## [Your assignment]
The answer must restate every entry below word for word.

## [Listed records]
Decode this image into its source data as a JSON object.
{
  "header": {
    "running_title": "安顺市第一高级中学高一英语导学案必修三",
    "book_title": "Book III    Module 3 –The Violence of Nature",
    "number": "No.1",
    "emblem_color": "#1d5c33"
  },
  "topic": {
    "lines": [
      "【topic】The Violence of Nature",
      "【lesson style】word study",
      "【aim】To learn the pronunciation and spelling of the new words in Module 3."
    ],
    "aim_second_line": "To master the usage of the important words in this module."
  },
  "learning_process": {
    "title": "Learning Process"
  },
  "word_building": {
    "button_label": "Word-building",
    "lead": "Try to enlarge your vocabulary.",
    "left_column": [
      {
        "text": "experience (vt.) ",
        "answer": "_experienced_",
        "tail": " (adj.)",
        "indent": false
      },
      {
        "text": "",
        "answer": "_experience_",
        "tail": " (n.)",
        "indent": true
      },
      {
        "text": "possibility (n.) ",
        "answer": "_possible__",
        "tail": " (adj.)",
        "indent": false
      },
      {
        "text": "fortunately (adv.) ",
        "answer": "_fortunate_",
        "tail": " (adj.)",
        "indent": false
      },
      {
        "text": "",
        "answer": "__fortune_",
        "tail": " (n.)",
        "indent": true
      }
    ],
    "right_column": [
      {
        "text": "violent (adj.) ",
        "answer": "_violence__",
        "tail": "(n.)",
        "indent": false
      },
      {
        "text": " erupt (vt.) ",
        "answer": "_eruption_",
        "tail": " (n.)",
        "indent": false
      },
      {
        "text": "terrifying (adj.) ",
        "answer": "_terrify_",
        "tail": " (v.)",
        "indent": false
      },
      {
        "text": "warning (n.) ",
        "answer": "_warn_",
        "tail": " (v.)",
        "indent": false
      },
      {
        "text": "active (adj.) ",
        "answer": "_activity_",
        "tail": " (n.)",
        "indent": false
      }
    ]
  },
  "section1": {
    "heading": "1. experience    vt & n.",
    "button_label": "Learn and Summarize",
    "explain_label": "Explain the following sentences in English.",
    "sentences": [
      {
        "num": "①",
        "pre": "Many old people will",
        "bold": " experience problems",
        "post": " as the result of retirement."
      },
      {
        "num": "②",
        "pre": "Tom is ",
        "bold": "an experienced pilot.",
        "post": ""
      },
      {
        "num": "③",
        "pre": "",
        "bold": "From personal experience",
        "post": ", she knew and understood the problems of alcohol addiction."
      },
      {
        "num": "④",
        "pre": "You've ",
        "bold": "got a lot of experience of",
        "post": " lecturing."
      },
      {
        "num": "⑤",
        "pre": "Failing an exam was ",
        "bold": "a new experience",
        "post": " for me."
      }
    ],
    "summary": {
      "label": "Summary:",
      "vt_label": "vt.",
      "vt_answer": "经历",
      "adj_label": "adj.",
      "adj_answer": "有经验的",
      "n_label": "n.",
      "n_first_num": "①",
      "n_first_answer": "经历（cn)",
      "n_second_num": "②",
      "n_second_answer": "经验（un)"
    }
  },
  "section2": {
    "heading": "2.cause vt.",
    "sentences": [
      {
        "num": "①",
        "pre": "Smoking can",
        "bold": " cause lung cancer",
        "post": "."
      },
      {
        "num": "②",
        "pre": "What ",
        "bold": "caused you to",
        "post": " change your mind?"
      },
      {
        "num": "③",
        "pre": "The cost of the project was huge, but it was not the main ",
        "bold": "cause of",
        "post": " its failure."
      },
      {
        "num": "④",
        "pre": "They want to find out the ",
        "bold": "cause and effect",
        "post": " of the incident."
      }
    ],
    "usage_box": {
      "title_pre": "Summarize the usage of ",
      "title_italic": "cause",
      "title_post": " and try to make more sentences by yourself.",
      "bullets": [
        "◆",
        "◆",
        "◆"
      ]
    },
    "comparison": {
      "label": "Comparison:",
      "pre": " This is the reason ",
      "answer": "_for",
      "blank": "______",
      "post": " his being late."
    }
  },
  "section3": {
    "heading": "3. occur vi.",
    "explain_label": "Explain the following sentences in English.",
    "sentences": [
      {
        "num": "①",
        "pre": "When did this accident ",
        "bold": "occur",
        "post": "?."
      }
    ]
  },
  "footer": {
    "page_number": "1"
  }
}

## [Your solution]
Decode this image into its source data as a JSON object.
{
  "header": {
    "running_title": "安顺市第一高级中学高一英语导学案必修三",
    "book_title": "Book III    Module 3 –The Violence of Nature",
    "number": "No.1",
    "emblem_color": "#1d5c33"
  },
  "topic": {
    "lines": [
      "【topic】The Violence of Nature",
      "【lesson style】word study",
      "【aim】To learn the pronunciation and spelling of the new words in Module 3."
    ],
    "aim_second_line": "To master the usage of the important words in this module."
  },
  "learning_process": {
    "title": "Learning Process"
  },
  "word_building": {
    "button_label": "Word-building",
    "lead": "Try to enlarge your vocabulary.",
    "left_column": [
      {
        "text": "experience (vt.) ",
        "answer": "_experienced_",
        "tail": " (adj.)",
        "indent": false
      },
      {
        "text": "",
        "answer": "_experience_",
        "tail": " (n.)",
        "indent": true
      },
      {
        "text": "possibility (n.) ",
        "answer": "_possible__",
        "tail": " (adj.)",
        "indent": false
      },
      {
        "text": "fortunately (adv.) ",
        "answer": "_fortunate_",
        "tail": " (adj.)",
        "indent": false
      },
      {
        "text": "",
        "answer": "__fortune_",
        "tail": " (n.)",
        "indent": true
      }
    ],
    "right_column": [
      {
        "text": "violent (adj.) ",
        "answer": "_violence__",
        "tail": "(n.)",
        "indent": false
      },
      {
        "text": " erupt (vt.) ",
        "answer": "_eruption_",
        "tail": " (n.)",
        "indent": false
      },
      {
        "text": "terrifying (adj.) ",
        "answer": "_terrify_",
        "tail": " (v.)",
        "indent": false
      },
      {
        "text": "warning (n.) ",
        "answer": "_warn_",
        "tail": " (v.)",
        "indent": false
      },
      {
        "text": "active (adj.) ",
        "answer": "_activity_",
        "tail": " (n.)",
        "indent": false
      }
    ]
  },
  "section1": {
    "heading": "1. experience    vt & n.",
    "button_label": "Learn and Summarize",
    "explain_label": "Explain the following sentences in English.",
    "sentences": [
      {
        "num": "①",
        "pre": "Many old people will",
        "bold": " experience problems",
        "post": " as the result of retirement."
      },
      {
        "num": "②",
        "pre": "Tom is ",
        "bold": "an experienced pilot.",
        "post": ""
      },
      {
        "num": "③",
        "pre": "",
        "bold": "From personal experience",
        "post": ", she knew and understood the problems of alcohol addiction."
      },
      {
        "num": "④",
        "pre": "You've ",
        "bold": "got a lot of experience of",
        "post": " lecturing."
      },
      {
        "num": "⑤",
        "pre": "Failing an exam was ",
        "bold": "a new experience",
        "post": " for me."
      }
    ],
    "summary": {
      "label": "Summary:",
      "vt_label": "vt.",
      "vt_answer": "经历",
      "adj_label": "adj.",
      "adj_answer": "有经验的",
      "n_label": "n.",
      "n_first_num": "①",
      "n_first_answer": "经历（cn)",
      "n_second_num": "②",
      "n_second_answer": "经验（un)"
    }
  },
  "section2": {
    "heading": "2.cause vt.",
    "sentences": [
      {
        "num": "①",
        "pre": "Smoking can",
        "bold": " cause lung cancer",
        "post": "."
      },
      {
        "num": "②",
        "pre": "What ",
        "bold": "caused you to",
        "post": " change your mind?"
      },
      {
        "num": "③",
        "pre": "The cost of the project was huge, but it was not the main ",
        "bold": "cause of",
        "post": " its failure."
      },
      {
        "num": "④",
        "pre": "They want to find out the ",
        "bold": "cause and effect",
        "post": " of the incident."
      }
    ],
    "usage_box": {
      "title_pre": "Summarize the usage of ",
      "title_italic": "cause",
      "title_post": " and try to make more sentences by yourself.",
      "bullets": [
        "◆",
        "◆",
        "◆"
      ]
    },
    "comparison": {
      "label": "Comparison:",
      "pre": " This is the reason ",
      "answer": "_for",
      "blank": "______",
      "post": " his being late."
    }
  },
  "section3": {
    "heading": "3. occur vi.",
    "explain_label": "Explain the following sentences in English.",
    "sentences": [
      {
        "num": "①",
        "pre": "When did this accident ",
        "bold": "occur",
        "post": "?."
      }
    ]
  },
  "footer": {
    "page_number": "1"
  }
}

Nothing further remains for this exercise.